Caroline shook her head. Jen thought she was still digesting the news that Walden might already have had his own home when he accepted her charity. Was she feeling betrayed because he hadn’t trusted her enough to confide in her? She’d thought she’d saved him with her offer of a room, companionship. Now it seemed he hadn’t needed her quite as much as she’d believed. ‘It could be a coincidence of course,’ Jen went on, ‘but it seems odd. Two dramas connected to the Woodyard within a few days.’

She waited for Caroline to comment, but she said nothing and Jen continued:

‘In the last couple of weeks before he died, Simon travelled back to Lovacott on the same bus as Lucy and sat beside her. Can you explain that?’

‘No!’ Now Caroline seemed distraught. Her perfect client, the man she’d thought she’d fixed, made whole again, had kept secrets from her and had followed a woman with a learning disability home. Perhaps he’d been a predator, a stalker, and quite different from the man she’d believed him to be.

Jen wondered if that would undermine Caroline’s faith in the work she was doing. And if she might be more forthcoming about Walden now she knew he hadn’t been entirely honest with her. Because sins of omission were still sins. ‘Why do you think Simon might have wanted to keep all this secret from you?’

‘I don’t think it was about secrets,’ Caroline said. ‘He was a private person, that’s all. He could just have been protecting his privacy.’

Jen was about to say that was rubbish, that he’d created a story about himself that was nowhere near the truth, when her phone rang. Ross. ‘Sorry, I’ll need to take this.’ She left the office and stood in the corridor.

She could tell Ross was excited. She knew he was out at the marsh, talking to the reserve volunteers and regular dog-walkers, showing them Christine Shapland’s photo.

‘Has someone seen the missing woman?’

‘No,’ he said. ‘No, it’s a dead end here. A complete waste of time. But I’ve just had a call from Barnstaple. They’ve found it.’

She thought she knew what he meant but she asked just the same. ‘What have they found?’

‘Simon Walden’s place.’ ‘So, I was right.’

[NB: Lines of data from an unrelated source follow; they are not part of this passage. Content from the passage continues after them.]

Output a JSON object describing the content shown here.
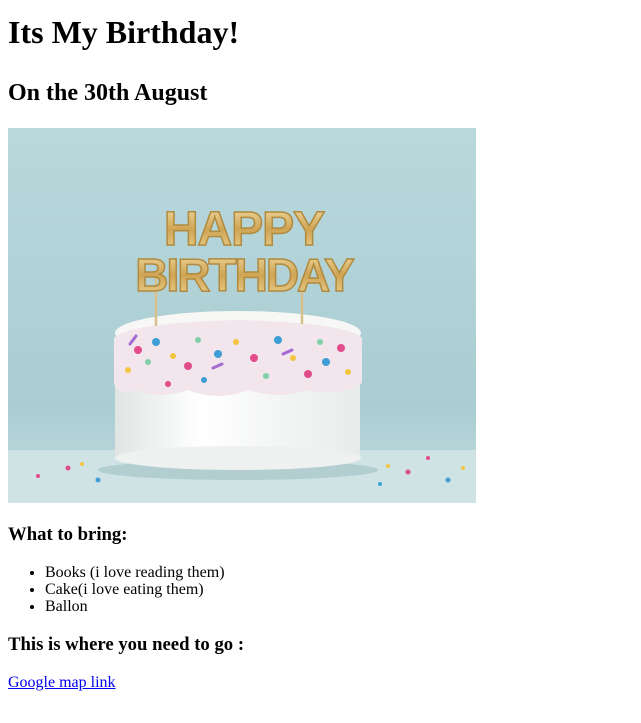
{
  "heading": "Its My Birthday!",
  "subheading": "On the 30th August",
  "image": {
    "subject": "cake-with-happy-birthday-topper",
    "topper_text": "HAPPY BIRTHDAY",
    "colors": {
      "background": "#b7d6db",
      "gold": "#d9b46a",
      "icing": "#f3f4f2"
    }
  },
  "bring": {
    "title": "What to bring:",
    "items": [
      "Books (i love reading them)",
      "Cake(i love eating them)",
      "Ballon"
    ]
  },
  "location": {
    "title": "This is where you need to go :",
    "link_text": "Google map link"
  }
}
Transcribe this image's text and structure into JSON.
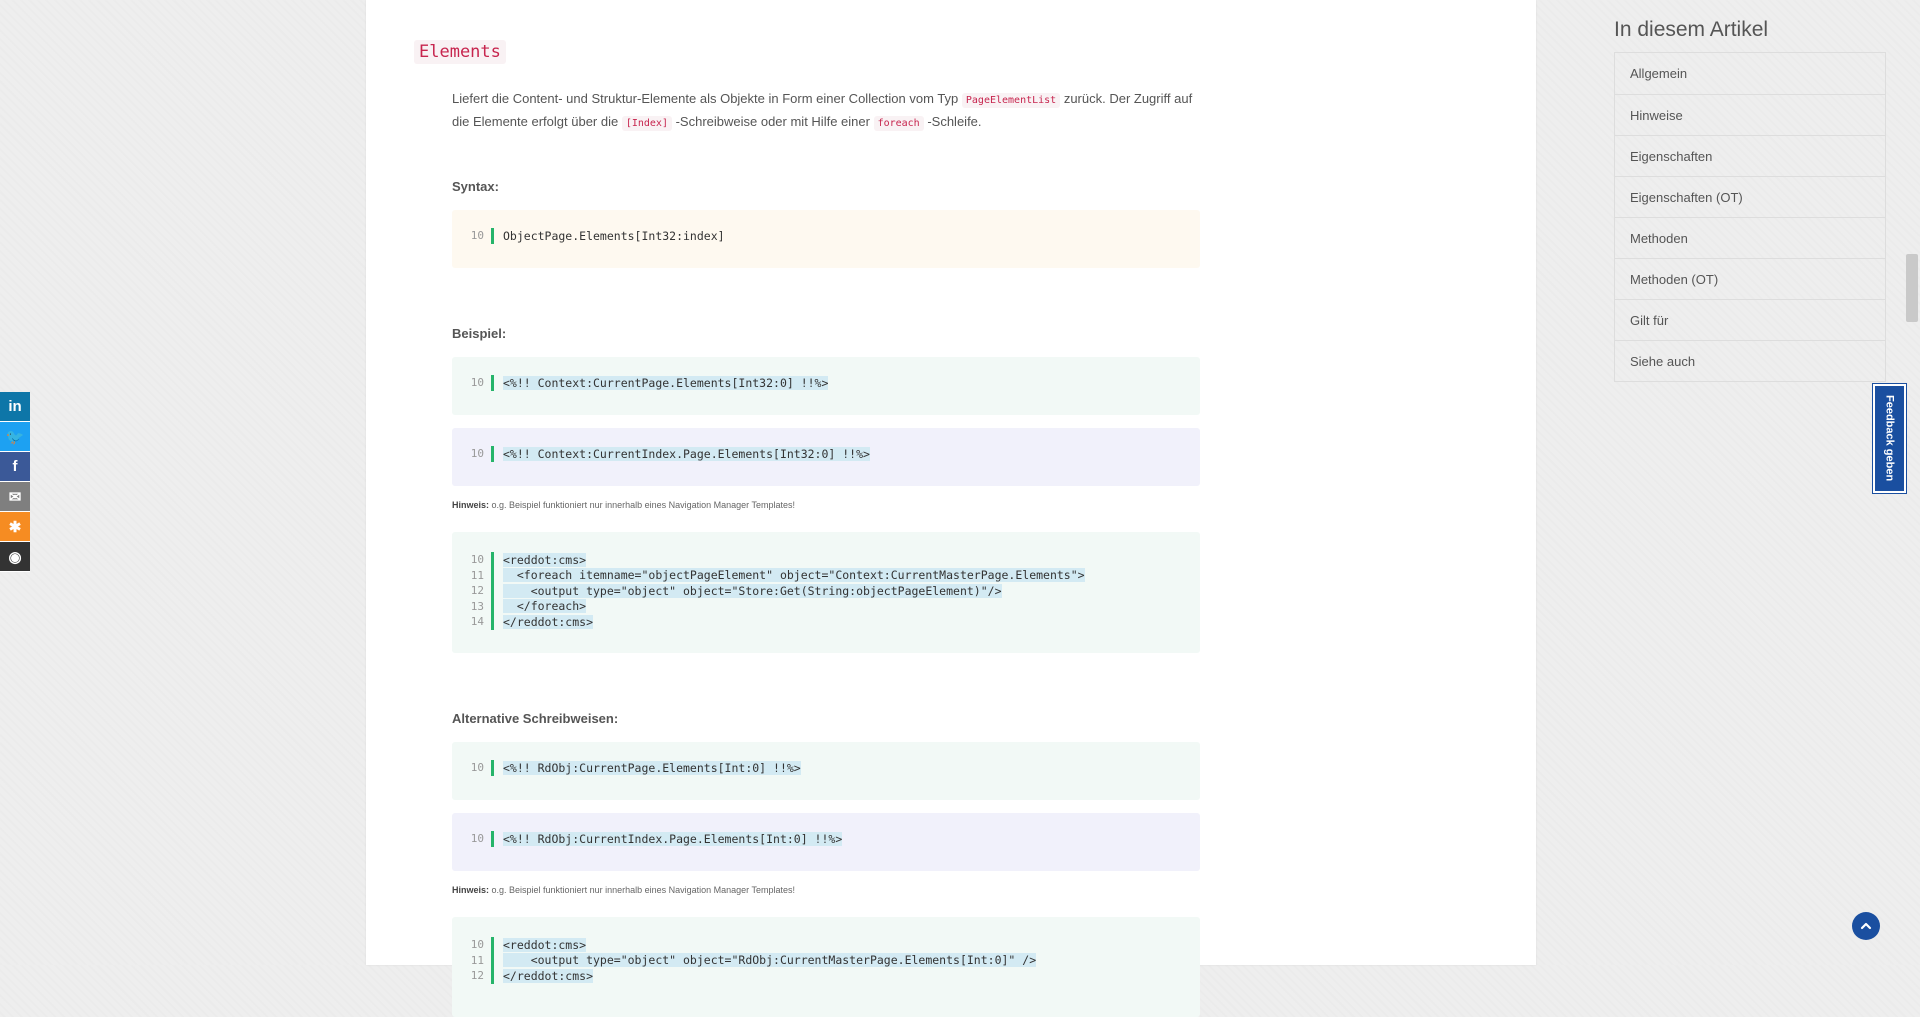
{
  "section": {
    "title": "Elements"
  },
  "description": {
    "part1": "Liefert die Content- und Struktur-Elemente als Objekte in Form einer Collection vom Typ ",
    "code1": "PageElementList",
    "part2": " zurück. Der Zugriff auf die Elemente erfolgt über die ",
    "code2": "[Index]",
    "part3": " -Schreibweise oder mit Hilfe einer ",
    "code3": "foreach",
    "part4": " -Schleife."
  },
  "syntax": {
    "label": "Syntax:",
    "lines": [
      {
        "n": "10",
        "code": "ObjectPage.Elements[Int32:index]"
      }
    ]
  },
  "beispiel": {
    "label": "Beispiel:",
    "block1": [
      {
        "n": "10",
        "code": "<%!! Context:CurrentPage.Elements[Int32:0] !!%>"
      }
    ],
    "block2": [
      {
        "n": "10",
        "code": "<%!! Context:CurrentIndex.Page.Elements[Int32:0] !!%>"
      }
    ],
    "hint_label": "Hinweis:",
    "hint_text": " o.g. Beispiel funktioniert nur innerhalb eines Navigation Manager Templates!",
    "block3": [
      {
        "n": "10",
        "code": "<reddot:cms>"
      },
      {
        "n": "11",
        "code": "  <foreach itemname=\"objectPageElement\" object=\"Context:CurrentMasterPage.Elements\">"
      },
      {
        "n": "12",
        "code": "    <output type=\"object\" object=\"Store:Get(String:objectPageElement)\"/>"
      },
      {
        "n": "13",
        "code": "  </foreach>"
      },
      {
        "n": "14",
        "code": "</reddot:cms>"
      }
    ]
  },
  "alternative": {
    "label": "Alternative Schreibweisen:",
    "block1": [
      {
        "n": "10",
        "code": "<%!! RdObj:CurrentPage.Elements[Int:0] !!%>"
      }
    ],
    "block2": [
      {
        "n": "10",
        "code": "<%!! RdObj:CurrentIndex.Page.Elements[Int:0] !!%>"
      }
    ],
    "hint_label": "Hinweis:",
    "hint_text": " o.g. Beispiel funktioniert nur innerhalb eines Navigation Manager Templates!",
    "block3": [
      {
        "n": "10",
        "code": "<reddot:cms>"
      },
      {
        "n": "11",
        "code": "    <output type=\"object\" object=\"RdObj:CurrentMasterPage.Elements[Int:0]\" />"
      },
      {
        "n": "12",
        "code": "</reddot:cms>"
      }
    ]
  },
  "toc": {
    "title": "In diesem Artikel",
    "items": [
      "Allgemein",
      "Hinweise",
      "Eigenschaften",
      "Eigenschaften (OT)",
      "Methoden",
      "Methoden (OT)",
      "Gilt für",
      "Siehe auch"
    ]
  },
  "social": [
    {
      "icon": "linkedin-icon",
      "glyph": "in",
      "color": "#0e76a8"
    },
    {
      "icon": "twitter-icon",
      "glyph": "🐦",
      "color": "#1da1f2"
    },
    {
      "icon": "facebook-icon",
      "glyph": "f",
      "color": "#3b5998"
    },
    {
      "icon": "email-icon",
      "glyph": "✉",
      "color": "#7f7f7f"
    },
    {
      "icon": "share-icon",
      "glyph": "✱",
      "color": "#f68c22"
    },
    {
      "icon": "github-icon",
      "glyph": "◉",
      "color": "#333333"
    }
  ],
  "feedback": {
    "label": "Feedback geben"
  },
  "colors": {
    "accent": "#1a4fa0",
    "code_bar": "#26b46a",
    "inline_code": "#c7254e"
  }
}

But Ross wasn’t listening and certainly wasn’t prepared to give her a moment of glory. ‘It’s in Braunton. A flat over a betting shop. One of the streets off the main road. I’m heading out there now.’

‘I know where you mean.’

‘We can’t get in yet. The letting agent is the only person with a key and he’s out all day. Matthew said to meet up there as soon as we can; we might be able to find a way in. He reckons the workers in the betting shop might have a key.’

‘No need for that.’ She paused, savouring the moment. ‘I think I’ve got a key myself.’